═════ Information shown

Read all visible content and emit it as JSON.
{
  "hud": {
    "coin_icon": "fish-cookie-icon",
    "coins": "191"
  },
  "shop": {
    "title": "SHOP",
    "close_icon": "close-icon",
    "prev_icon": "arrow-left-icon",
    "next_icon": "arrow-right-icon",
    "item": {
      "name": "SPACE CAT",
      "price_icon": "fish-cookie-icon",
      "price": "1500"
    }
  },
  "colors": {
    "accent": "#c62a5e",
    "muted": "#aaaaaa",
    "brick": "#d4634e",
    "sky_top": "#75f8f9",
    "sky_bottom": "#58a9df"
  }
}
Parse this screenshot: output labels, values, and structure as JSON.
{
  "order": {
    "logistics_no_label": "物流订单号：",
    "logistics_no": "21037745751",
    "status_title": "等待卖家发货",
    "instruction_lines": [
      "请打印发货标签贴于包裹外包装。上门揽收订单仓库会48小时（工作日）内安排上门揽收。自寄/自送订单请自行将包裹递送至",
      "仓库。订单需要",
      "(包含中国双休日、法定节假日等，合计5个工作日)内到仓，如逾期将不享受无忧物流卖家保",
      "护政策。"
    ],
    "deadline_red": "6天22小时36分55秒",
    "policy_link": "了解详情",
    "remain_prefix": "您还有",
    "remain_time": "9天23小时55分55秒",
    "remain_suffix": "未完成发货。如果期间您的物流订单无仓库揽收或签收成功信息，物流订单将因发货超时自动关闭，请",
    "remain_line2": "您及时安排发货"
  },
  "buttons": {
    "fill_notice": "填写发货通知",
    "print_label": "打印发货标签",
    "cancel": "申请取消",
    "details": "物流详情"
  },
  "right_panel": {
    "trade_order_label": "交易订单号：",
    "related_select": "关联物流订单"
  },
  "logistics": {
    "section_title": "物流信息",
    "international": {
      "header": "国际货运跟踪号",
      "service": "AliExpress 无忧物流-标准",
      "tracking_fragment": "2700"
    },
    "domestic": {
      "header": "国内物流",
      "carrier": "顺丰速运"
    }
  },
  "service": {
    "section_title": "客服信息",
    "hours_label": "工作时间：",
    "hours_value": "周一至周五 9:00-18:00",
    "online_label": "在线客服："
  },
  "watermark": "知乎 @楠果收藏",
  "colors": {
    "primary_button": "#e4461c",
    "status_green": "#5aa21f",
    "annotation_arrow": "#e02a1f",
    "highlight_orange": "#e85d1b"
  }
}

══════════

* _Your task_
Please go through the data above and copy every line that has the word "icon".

* _Task result_
    "coin_icon": "fish-cookie-icon",
    "close_icon": "close-icon",
    "prev_icon": "arrow-left-icon",
    "next_icon": "arrow-right-icon",
      "price_icon": "fish-cookie-icon",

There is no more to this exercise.